There are several entrances. Daily fees are charged per car or seven-day passes may be purchased . Visits are unlimited with an annual pass.
Mount Rainier National Park - established on 02 March 1899, contains vast expanses of pristine old-growth forests, sub-alpine flower meadows, spectacular alpine scenery, and great opportunity for stimulating outdoor activities. Mount Rainier National Park is the fifth oldest national park in the United States. The park has the greatest single-peak glacial system in the United States. Glaciers radiate from the summit and slopes of the 14,411 foot volcano.
The seasons and elevation play a big role in determining where you may best find wildlife. In summer, chipmunks, chickarees, ground squirrels, marmots, and pika are commonly seen mammals. Clark's nutcrackers, gray jays, Steller's jays, and ravens are commonly seen birds. Deer are frequently seen, but black bear, elk, and mountain goats are more elusive. Look for elk on the east side of the park in September. The color of black bear may be brown, tan or blond, and to see one is a rare treat. Mountain goats stay close to the high country cliffs
There are several entrances to the park, but the one closest to Greenwater and Crystal Mountain is the White River entrance. From the SR-410 / Crystal Mountain junction, you continue along SR-410 to the Sunrise turn off. Wind your way up to Sunrise Visitor Center where you will find lots of parking and many hiking trails. Mount Rainier is so close you will want to reach out and touch it. The views are amazing and the air is clean and refreshing.
The White River entrance is closed in the winter months due to snowfall and usually reopens in May.
Leave the park and return to SR-410. Turn right and head for Eastern Washington again steadily climbing. Eventually you will arrive at Cayuse Pass - the junction of SR-410 & SR-123 which takes you down the other side of Mount Rainier towards Tacoma and Portland, Oregon. Continue right onto SR-123 for three of four miles listening for the rushing of cascading waterfalls hidden in the trees.

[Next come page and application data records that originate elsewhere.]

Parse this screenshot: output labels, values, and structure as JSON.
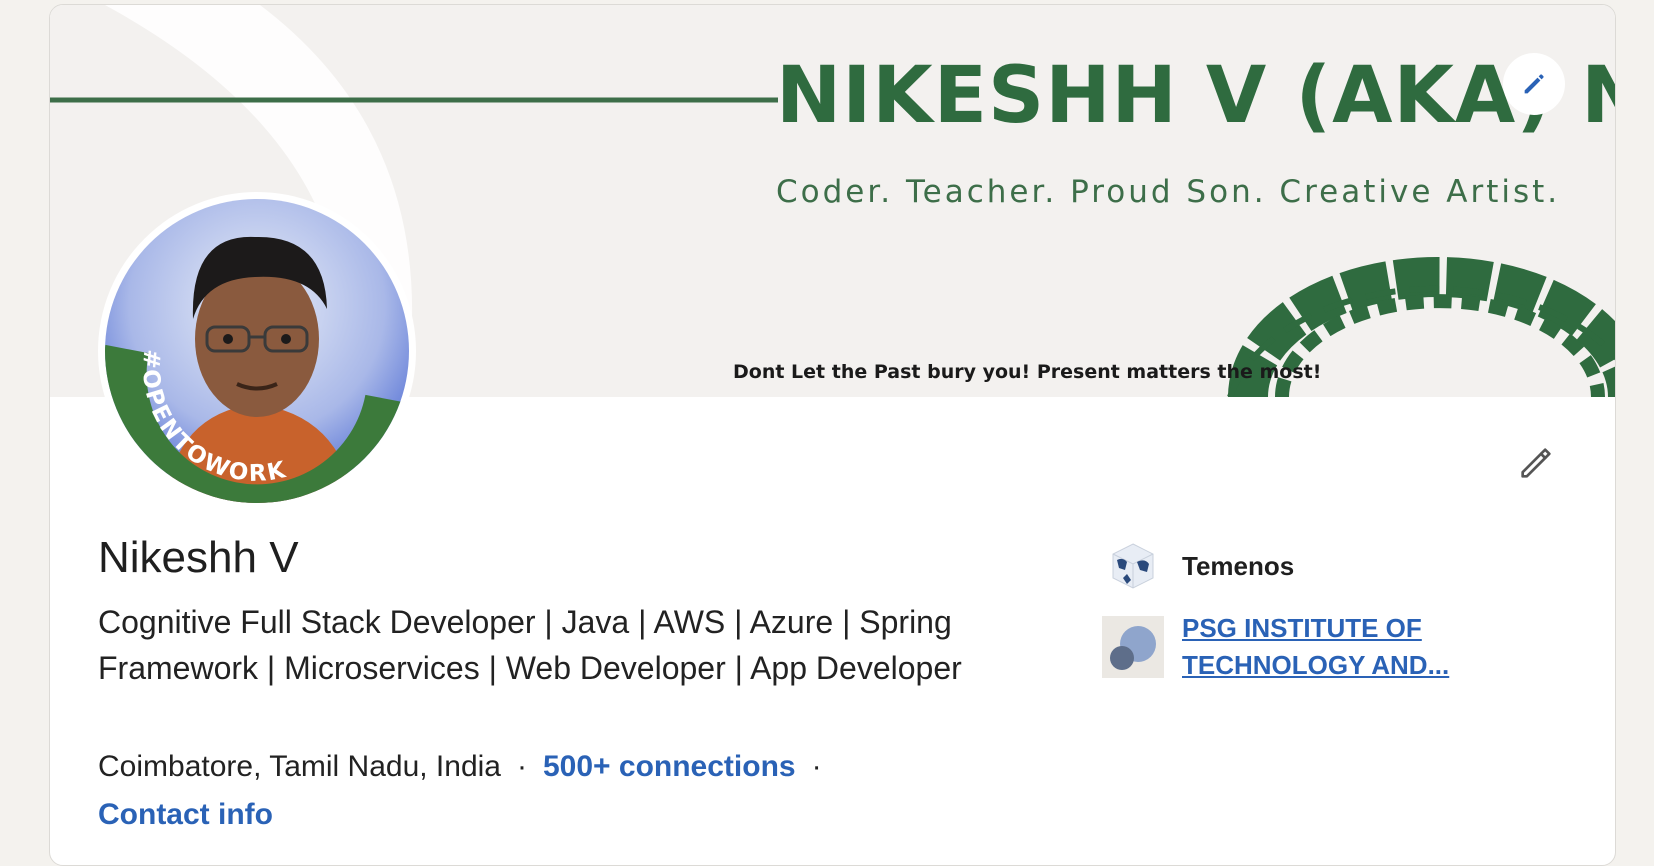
{
  "banner": {
    "title": "NIKESHH V  (AKA) NIK",
    "subtitle": "Coder. Teacher. Proud Son. Creative Artist.",
    "quote": "Dont Let the Past bury you! Present matters the most!",
    "edit_icon": "pencil-icon",
    "colors": {
      "brand_green": "#2f6b3f",
      "background": "#f3f1ef"
    }
  },
  "avatar": {
    "badge_text": "#OPENTOWORK",
    "badge_color": "#3c7a3b"
  },
  "profile": {
    "name": "Nikeshh V",
    "headline": "Cognitive Full Stack Developer | Java | AWS | Azure | Spring Framework | Microservices | Web Developer | App Developer",
    "location": "Coimbatore, Tamil Nadu, India",
    "separator": "·",
    "connections": "500+ connections",
    "contact_info": "Contact info",
    "edit_icon": "pencil-icon",
    "link_color": "#2a62b6"
  },
  "organizations": [
    {
      "name": "Temenos",
      "logo_icon": "globe-cube-icon"
    },
    {
      "name": "PSG INSTITUTE OF TECHNOLOGY AND...",
      "logo_icon": "circles-logo-icon"
    }
  ]
}
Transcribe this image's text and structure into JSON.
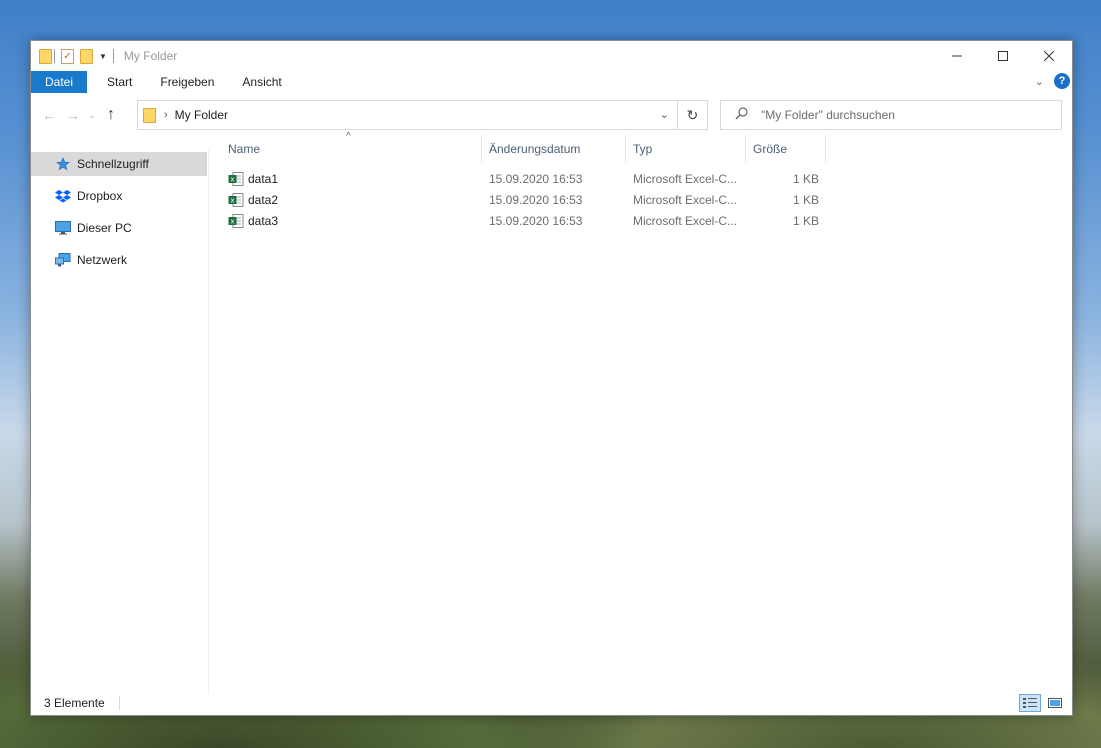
{
  "window": {
    "title": "My Folder"
  },
  "ribbon": {
    "tabs": [
      "Datei",
      "Start",
      "Freigeben",
      "Ansicht"
    ],
    "help_label": "?"
  },
  "window_buttons": {
    "minimize": "—",
    "maximize": "☐",
    "close": "✕"
  },
  "navigation": {
    "back": "←",
    "forward": "→",
    "recent": "⌄",
    "up": "↑"
  },
  "address": {
    "crumb": "My Folder",
    "separator": "›",
    "refresh": "↻",
    "dropdown": "⌄"
  },
  "search": {
    "placeholder": "\"My Folder\" durchsuchen",
    "icon": "search-icon"
  },
  "sidebar": {
    "items": [
      {
        "label": "Schnellzugriff",
        "icon": "star-icon",
        "selected": true
      },
      {
        "label": "Dropbox",
        "icon": "dropbox-icon",
        "selected": false
      },
      {
        "label": "Dieser PC",
        "icon": "computer-icon",
        "selected": false
      },
      {
        "label": "Netzwerk",
        "icon": "network-icon",
        "selected": false
      }
    ]
  },
  "columns": {
    "name": "Name",
    "date": "Änderungsdatum",
    "type": "Typ",
    "size": "Größe"
  },
  "files": [
    {
      "name": "data1",
      "date": "15.09.2020 16:53",
      "type": "Microsoft Excel-C...",
      "size": "1 KB",
      "icon": "excel-csv-icon"
    },
    {
      "name": "data2",
      "date": "15.09.2020 16:53",
      "type": "Microsoft Excel-C...",
      "size": "1 KB",
      "icon": "excel-csv-icon"
    },
    {
      "name": "data3",
      "date": "15.09.2020 16:53",
      "type": "Microsoft Excel-C...",
      "size": "1 KB",
      "icon": "excel-csv-icon"
    }
  ],
  "status": {
    "count": "3 Elemente"
  },
  "colors": {
    "accent": "#1979ca",
    "header_text": "#4c607a",
    "selected_bg": "#d9d9d9"
  }
}
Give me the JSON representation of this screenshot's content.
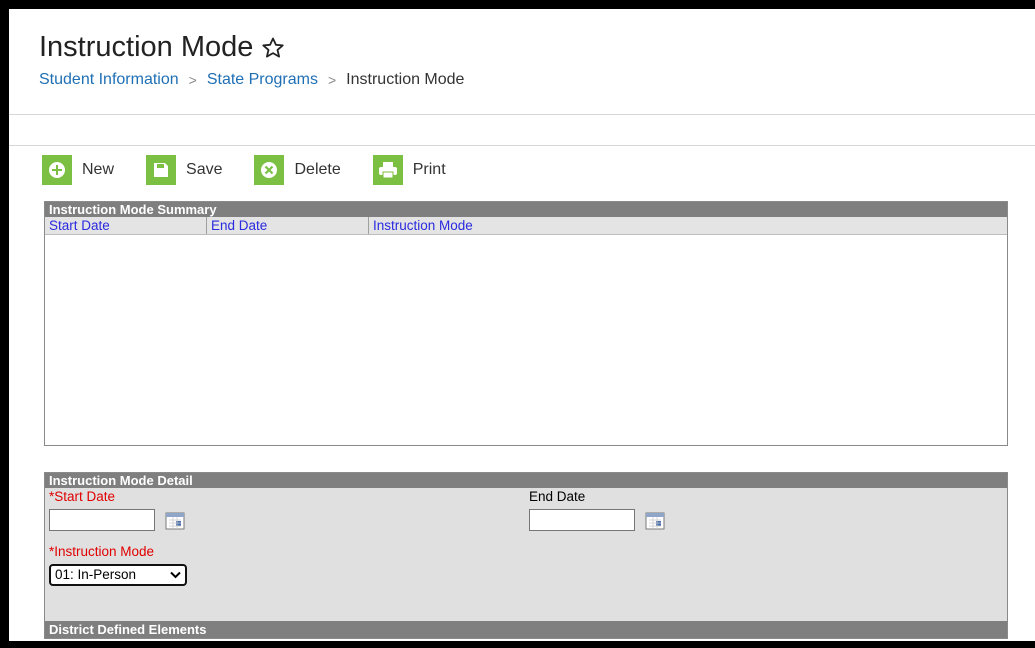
{
  "header": {
    "title": "Instruction Mode",
    "breadcrumb": {
      "items": [
        "Student Information",
        "State Programs"
      ],
      "current": "Instruction Mode",
      "separator": ">"
    }
  },
  "toolbar": {
    "new_label": "New",
    "save_label": "Save",
    "delete_label": "Delete",
    "print_label": "Print"
  },
  "summary": {
    "title": "Instruction Mode Summary",
    "columns": [
      "Start Date",
      "End Date",
      "Instruction Mode"
    ],
    "rows": []
  },
  "detail": {
    "title": "Instruction Mode Detail",
    "start_date": {
      "label": "*Start Date",
      "value": ""
    },
    "end_date": {
      "label": "End Date",
      "value": ""
    },
    "instruction_mode": {
      "label": "*Instruction Mode",
      "value": "01: In-Person"
    }
  },
  "district": {
    "title": "District Defined Elements"
  },
  "colors": {
    "accent_green": "#7bc043",
    "link_blue": "#1f6fb5",
    "header_gray": "#7f7f7f",
    "required_red": "#e00000"
  }
}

Return to Cayuse Pass again, head east on to SR-410 and continue climbing even higher - around the hairpin bends - Mt. Rainier is on the left, now it's on the right, then it's straight in front, then it's right behind you - some of the most amazing alpine scenery you will ever see. Continue until you finally reach the summit - Chinook Pass...5430ft. About half a mile from the summit, look for Tipsoo Lake on the left - a peaceful alpine lake with gorgeous scenery and well worth stopping for an easy hike. Or continue to the top and pull into one of the parking lots there. You will feel like this is the top of the world as you gaze down the valley towards Yakima and Eastern Washington.